We’d take out at County Road A, at the trailhead for the Pecatonica River Woods SNA. Below County Road A there’s just too much deadfall and not enough scenery to make it worthwhile – plus the riffles diminish. We’d do it again in late autumn or early spring next time, in order to see better the rock features in the bluffs not camouflaged by leaf canopies.

Related Information
Pecatonica River I: Calamine to Darlington
Pecatonica River II: Darlington to Red Rock
Pecatonica River III: Calamine to Darlington
Pecatonica River East Branch I: Blanchardville to Argyle
Pecatonica River East Branch II: Hollandale to Blanchardville
Pecatonica River East Branch III: Highway HK to Hollandale
Pecatonica River East Branch IV: Argyle to Blackhawk Memorial County Park
Pecatonica River East Branch V: Woodford to Highway 11
Camp: Pecatonica River Trails Park
Good People: Friends of the Pecatonica River
Guide: Paddling Southern Wisconsin
Map: Pecatonica River
Overview: Wisconsin Guides
Video: Canoeing the Pecatonica River in Darlington, Wisconsin
Wikipedia: Pecatonica River


Shuttle Information:
7 miles.
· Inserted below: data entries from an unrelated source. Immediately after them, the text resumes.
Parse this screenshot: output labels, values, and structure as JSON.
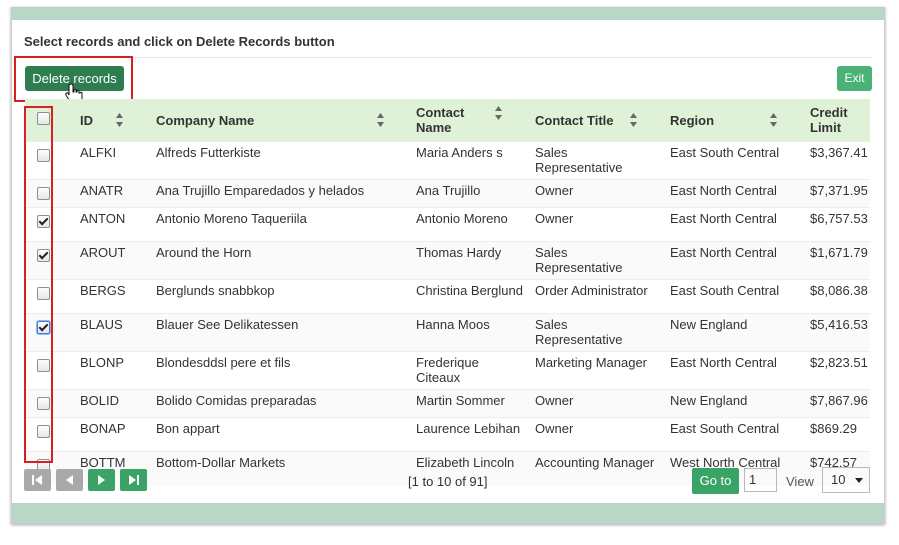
{
  "instruction": "Select records and click on Delete Records button",
  "toolbar": {
    "delete_label": "Delete records",
    "exit_label": "Exit"
  },
  "columns": {
    "id": "ID",
    "company": "Company Name",
    "contact_name": "Contact Name",
    "contact_title": "Contact Title",
    "region": "Region",
    "credit_limit": "Credit Limit"
  },
  "rows": [
    {
      "checked": false,
      "id": "ALFKI",
      "company": "Alfreds Futterkiste",
      "contact_name": "Maria Anders s",
      "contact_title": "Sales Representative",
      "region": "East South Central",
      "credit_limit": "$3,367.41"
    },
    {
      "checked": false,
      "id": "ANATR",
      "company": "Ana Trujillo Emparedados y helados",
      "contact_name": "Ana Trujillo",
      "contact_title": "Owner",
      "region": "East North Central",
      "credit_limit": "$7,371.95"
    },
    {
      "checked": true,
      "id": "ANTON",
      "company": "Antonio Moreno Taqueriila",
      "contact_name": "Antonio Moreno",
      "contact_title": "Owner",
      "region": "East North Central",
      "credit_limit": "$6,757.53"
    },
    {
      "checked": true,
      "id": "AROUT",
      "company": "Around the Horn",
      "contact_name": "Thomas Hardy",
      "contact_title": "Sales Representative",
      "region": "East North Central",
      "credit_limit": "$1,671.79"
    },
    {
      "checked": false,
      "id": "BERGS",
      "company": "Berglunds snabbkop",
      "contact_name": "Christina Berglund",
      "contact_title": "Order Administrator",
      "region": "East South Central",
      "credit_limit": "$8,086.38"
    },
    {
      "checked": true,
      "id": "BLAUS",
      "company": "Blauer See Delikatessen",
      "contact_name": "Hanna Moos",
      "contact_title": "Sales Representative",
      "region": "New England",
      "credit_limit": "$5,416.53"
    },
    {
      "checked": false,
      "id": "BLONP",
      "company": "Blondesddsl pere et fils",
      "contact_name": "Frederique Citeaux",
      "contact_title": "Marketing Manager",
      "region": "East North Central",
      "credit_limit": "$2,823.51"
    },
    {
      "checked": false,
      "id": "BOLID",
      "company": "Bolido Comidas preparadas",
      "contact_name": "Martin Sommer",
      "contact_title": "Owner",
      "region": "New England",
      "credit_limit": "$7,867.96"
    },
    {
      "checked": false,
      "id": "BONAP",
      "company": "Bon appart",
      "contact_name": "Laurence Lebihan",
      "contact_title": "Owner",
      "region": "East South Central",
      "credit_limit": "$869.29"
    },
    {
      "checked": false,
      "id": "BOTTM",
      "company": "Bottom-Dollar Markets",
      "contact_name": "Elizabeth Lincoln",
      "contact_title": "Accounting Manager",
      "region": "West North Central",
      "credit_limit": "$742.57"
    }
  ],
  "pager": {
    "info": "[1 to 10 of 91]",
    "go_label": "Go to",
    "page_value": "1",
    "view_label": "View",
    "page_size": "10"
  },
  "icons": {
    "first": "first-page-icon",
    "prev": "prev-page-icon",
    "next": "next-page-icon",
    "last": "last-page-icon",
    "sort": "sort-icon",
    "cursor": "hand-cursor-icon"
  },
  "colors": {
    "header_bg": "#dff1d7",
    "delete_button": "#2e7d4f",
    "accent_green": "#3aa466",
    "highlight_red": "#d91f1f",
    "frame_bar": "#b9d7c6"
  }
}
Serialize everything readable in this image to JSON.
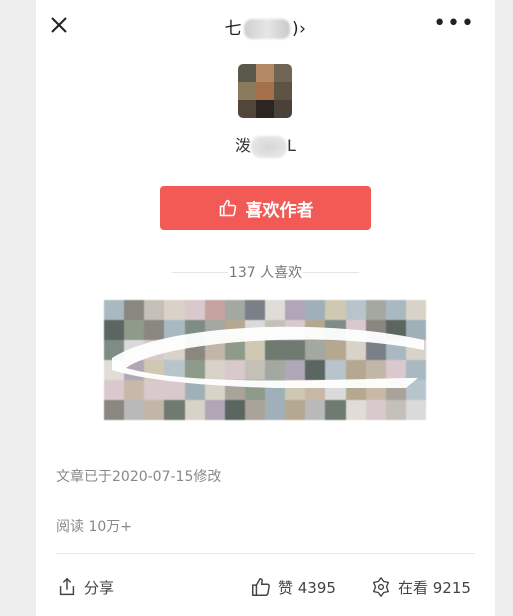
{
  "header": {
    "title_prefix": "七",
    "title_suffix": ")",
    "chevron": "›",
    "more": "•••"
  },
  "author": {
    "name_prefix": "泼",
    "name_suffix": "L"
  },
  "like_button": {
    "label": "喜欢作者",
    "icon": "thumbs-up-icon"
  },
  "likes": {
    "label": "137 人喜欢"
  },
  "footer": {
    "modified": "文章已于2020-07-15修改",
    "reads": "阅读 10万+",
    "share_label": "分享",
    "like_label": "赞 4395",
    "watching_label": "在看 9215"
  },
  "colors": {
    "accent": "#f25a56",
    "background": "#ededed"
  }
}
A very pleasant route through the country with an equal amount of hills up and down that’s definitely safe for bicyclists.

Photo Gallery:

Guerilla put-in under County Road G bridge in Mifflin.

First set of easy-to-duck-under wires shortly below the put-in.

Metal cattle fence - easy to push forward and paddle through.

Entering cow country.

"I repeat, this is not a drill! Go, go, go!"

Maverick standing its ground.

Such a show-down! In the end, I gave in and portaged around the cow.

Lots of great rock outcrops on this trip.

Who knew the upper Pecatonica was so cool?

Narrow, intimate, and swift current!

Lots of riffles and light rapids.

A fun little ledge.

And this is why we bring a handsaw and clippers!

Riffles + low-clearance obstructions = be careful.

These rock outcrops are a couple hundred million years old.

Hidden cave up the bluff.

A rare straightaway in the Pecatonica River Woods SNA

Another fun ledge.

Just barely squeaked beneath this.

Good-looking wood duck.

County Road A allows for doable access.

This little fella was literally cleaning its paws in the water.

Very pretty stretch with some rare pines.

A good reason to do this trip in early spring or late fall without leaves.

Another touch-and-go moment.

Now this is a logjam!

Another wire to duck under.

So many pretty pastures on this trip.

The make-do takeout at the Jones Branch Road bridge.

Bridge rules.

The feisty ledge below the takeout.

Welsh settlement church established in 1847.